During a new App setup, app migration or update, Laravel might show the error : “Whoops, looks like something went wrong.

Errors can be frustrating, but what makes it even more frustrating is when it is cryptic like this:

Laravel something went wrong (more…)

Prestashop Error 500 – Top 7 reasons, and how to fix them

“500 Internal Server Error” or plain “Internal Server Error” is common in Prestashop installations.

As a Server Administration Service provider, we’ve seen a wide range of reasons for this error in Nginx servers, Apache, IIS, LiteSpeed and more.

It can range from Memory limits and File permission issues to obscrure Deadlock errors and Cache issues. (more…)

5 questions to ask your server monitoring service provider

5 questions to ask your server monitoring service provider

Imagine that you are in the midst of an Ad-campaign and is dependent too much on e-mails. What if your mail server suddenly goes down and it majorly affects your business? Obviously, you’d be frustrated.

Server uptime is therefore, always the utmost priority in web hosting services. A single prolonged server downtime is sufficient to throw you out of your business. To stay competitive in business, you’ve to ensure 99.99% uptime to your customers.

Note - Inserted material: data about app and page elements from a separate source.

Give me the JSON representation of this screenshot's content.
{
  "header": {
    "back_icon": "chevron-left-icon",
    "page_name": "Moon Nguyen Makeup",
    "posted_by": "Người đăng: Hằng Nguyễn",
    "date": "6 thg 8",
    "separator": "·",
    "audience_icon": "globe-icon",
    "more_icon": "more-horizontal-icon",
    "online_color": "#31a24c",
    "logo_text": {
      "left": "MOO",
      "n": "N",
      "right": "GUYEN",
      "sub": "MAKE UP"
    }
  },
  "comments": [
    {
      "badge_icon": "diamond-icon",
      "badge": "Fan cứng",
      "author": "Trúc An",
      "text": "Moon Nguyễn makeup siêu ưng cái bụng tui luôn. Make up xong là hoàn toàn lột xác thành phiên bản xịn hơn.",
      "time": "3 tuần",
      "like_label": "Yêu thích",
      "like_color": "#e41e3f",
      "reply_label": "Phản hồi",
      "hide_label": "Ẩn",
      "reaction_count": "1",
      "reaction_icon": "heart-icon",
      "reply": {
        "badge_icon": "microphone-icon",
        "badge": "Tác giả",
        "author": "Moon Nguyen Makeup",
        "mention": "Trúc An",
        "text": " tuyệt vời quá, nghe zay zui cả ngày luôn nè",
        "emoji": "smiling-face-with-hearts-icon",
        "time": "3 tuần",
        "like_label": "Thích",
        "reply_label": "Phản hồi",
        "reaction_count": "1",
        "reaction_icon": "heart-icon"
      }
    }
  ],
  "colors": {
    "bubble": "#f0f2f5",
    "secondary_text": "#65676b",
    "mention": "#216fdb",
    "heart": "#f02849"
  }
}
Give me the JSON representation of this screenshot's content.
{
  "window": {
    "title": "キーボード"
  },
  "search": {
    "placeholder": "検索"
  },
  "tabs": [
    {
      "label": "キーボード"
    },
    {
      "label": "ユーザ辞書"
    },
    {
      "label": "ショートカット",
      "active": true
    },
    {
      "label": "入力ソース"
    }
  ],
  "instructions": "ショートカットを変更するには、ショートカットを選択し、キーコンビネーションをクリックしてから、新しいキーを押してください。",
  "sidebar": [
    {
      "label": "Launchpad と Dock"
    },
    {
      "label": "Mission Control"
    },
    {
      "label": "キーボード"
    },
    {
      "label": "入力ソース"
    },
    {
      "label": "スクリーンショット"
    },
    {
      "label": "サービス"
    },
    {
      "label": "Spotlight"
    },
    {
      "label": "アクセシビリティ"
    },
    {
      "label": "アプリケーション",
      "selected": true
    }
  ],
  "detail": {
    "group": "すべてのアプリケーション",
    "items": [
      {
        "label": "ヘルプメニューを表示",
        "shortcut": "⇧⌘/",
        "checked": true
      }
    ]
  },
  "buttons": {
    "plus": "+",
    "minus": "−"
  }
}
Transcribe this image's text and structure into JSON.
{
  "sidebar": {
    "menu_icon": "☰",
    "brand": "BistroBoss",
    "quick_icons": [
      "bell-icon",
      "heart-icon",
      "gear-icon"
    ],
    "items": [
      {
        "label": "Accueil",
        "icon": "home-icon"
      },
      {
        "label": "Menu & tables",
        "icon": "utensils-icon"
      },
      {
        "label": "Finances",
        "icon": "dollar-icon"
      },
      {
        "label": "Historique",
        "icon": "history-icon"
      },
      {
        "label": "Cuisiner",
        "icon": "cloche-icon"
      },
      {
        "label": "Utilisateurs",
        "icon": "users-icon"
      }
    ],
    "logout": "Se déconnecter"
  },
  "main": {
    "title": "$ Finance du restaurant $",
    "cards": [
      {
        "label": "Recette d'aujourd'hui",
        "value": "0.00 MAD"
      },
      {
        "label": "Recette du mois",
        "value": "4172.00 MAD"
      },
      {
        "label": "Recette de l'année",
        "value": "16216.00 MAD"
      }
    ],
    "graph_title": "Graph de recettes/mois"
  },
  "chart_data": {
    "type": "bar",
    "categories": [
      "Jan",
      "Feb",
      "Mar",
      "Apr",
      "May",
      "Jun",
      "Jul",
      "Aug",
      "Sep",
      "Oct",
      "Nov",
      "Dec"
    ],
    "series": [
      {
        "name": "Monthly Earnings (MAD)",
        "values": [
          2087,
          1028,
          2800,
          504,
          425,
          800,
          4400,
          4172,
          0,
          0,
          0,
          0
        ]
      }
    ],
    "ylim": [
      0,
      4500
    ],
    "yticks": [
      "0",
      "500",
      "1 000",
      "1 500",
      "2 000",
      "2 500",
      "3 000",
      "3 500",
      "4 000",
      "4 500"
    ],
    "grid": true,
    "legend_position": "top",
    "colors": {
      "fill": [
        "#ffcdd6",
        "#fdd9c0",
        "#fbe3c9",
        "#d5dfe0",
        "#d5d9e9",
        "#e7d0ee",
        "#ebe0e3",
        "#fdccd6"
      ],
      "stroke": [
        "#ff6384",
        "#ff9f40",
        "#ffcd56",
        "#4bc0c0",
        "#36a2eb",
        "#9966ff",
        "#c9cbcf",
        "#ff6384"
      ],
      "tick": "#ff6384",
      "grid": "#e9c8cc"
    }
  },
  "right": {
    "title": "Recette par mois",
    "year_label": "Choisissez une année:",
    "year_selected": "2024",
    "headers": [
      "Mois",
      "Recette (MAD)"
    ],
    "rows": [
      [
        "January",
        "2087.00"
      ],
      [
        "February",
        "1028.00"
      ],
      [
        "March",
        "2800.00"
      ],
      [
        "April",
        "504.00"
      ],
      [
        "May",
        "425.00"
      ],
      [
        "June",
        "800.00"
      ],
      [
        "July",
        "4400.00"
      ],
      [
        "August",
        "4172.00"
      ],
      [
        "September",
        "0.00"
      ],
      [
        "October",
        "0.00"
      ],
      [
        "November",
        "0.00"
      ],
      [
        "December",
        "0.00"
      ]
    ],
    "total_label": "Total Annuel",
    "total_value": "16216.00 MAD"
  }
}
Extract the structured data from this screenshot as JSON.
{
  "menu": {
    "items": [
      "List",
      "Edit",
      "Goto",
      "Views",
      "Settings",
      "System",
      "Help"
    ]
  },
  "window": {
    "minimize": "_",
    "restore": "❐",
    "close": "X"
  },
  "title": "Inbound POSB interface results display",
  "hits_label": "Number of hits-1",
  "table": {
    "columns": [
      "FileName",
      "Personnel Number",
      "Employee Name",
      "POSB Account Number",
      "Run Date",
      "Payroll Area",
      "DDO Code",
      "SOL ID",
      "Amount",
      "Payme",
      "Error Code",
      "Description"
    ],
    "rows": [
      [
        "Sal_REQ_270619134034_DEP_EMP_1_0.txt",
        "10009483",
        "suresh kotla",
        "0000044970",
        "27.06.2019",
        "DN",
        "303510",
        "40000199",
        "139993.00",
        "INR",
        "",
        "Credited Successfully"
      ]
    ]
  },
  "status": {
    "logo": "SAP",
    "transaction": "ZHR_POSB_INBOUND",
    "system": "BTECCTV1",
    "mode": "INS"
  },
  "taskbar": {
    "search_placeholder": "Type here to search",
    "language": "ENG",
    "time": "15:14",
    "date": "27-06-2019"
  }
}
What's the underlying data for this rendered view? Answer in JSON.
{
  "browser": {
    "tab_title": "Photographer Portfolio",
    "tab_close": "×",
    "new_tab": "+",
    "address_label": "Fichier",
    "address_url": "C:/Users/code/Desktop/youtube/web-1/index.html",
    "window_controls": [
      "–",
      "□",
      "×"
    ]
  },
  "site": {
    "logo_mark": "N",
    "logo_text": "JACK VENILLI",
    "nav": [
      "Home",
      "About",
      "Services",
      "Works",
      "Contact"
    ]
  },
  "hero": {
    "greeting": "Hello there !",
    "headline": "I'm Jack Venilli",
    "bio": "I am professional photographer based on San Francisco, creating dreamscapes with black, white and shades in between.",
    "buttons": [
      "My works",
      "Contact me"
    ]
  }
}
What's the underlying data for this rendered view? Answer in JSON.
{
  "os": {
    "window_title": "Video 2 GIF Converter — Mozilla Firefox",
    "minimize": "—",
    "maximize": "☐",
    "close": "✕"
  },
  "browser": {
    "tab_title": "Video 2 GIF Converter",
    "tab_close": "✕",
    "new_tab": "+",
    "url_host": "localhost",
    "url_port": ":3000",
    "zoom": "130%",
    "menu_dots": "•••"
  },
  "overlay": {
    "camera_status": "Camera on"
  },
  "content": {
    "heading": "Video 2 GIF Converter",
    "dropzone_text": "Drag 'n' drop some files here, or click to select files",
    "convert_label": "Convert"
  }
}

A 99.99% uptime means a total of not more than 54.84 minutes of downtime in a year. As anything from a network issue to a bad hard drive can lead to a downtime, having an effective server monitoring service is vital to ensure this uptime. (more…)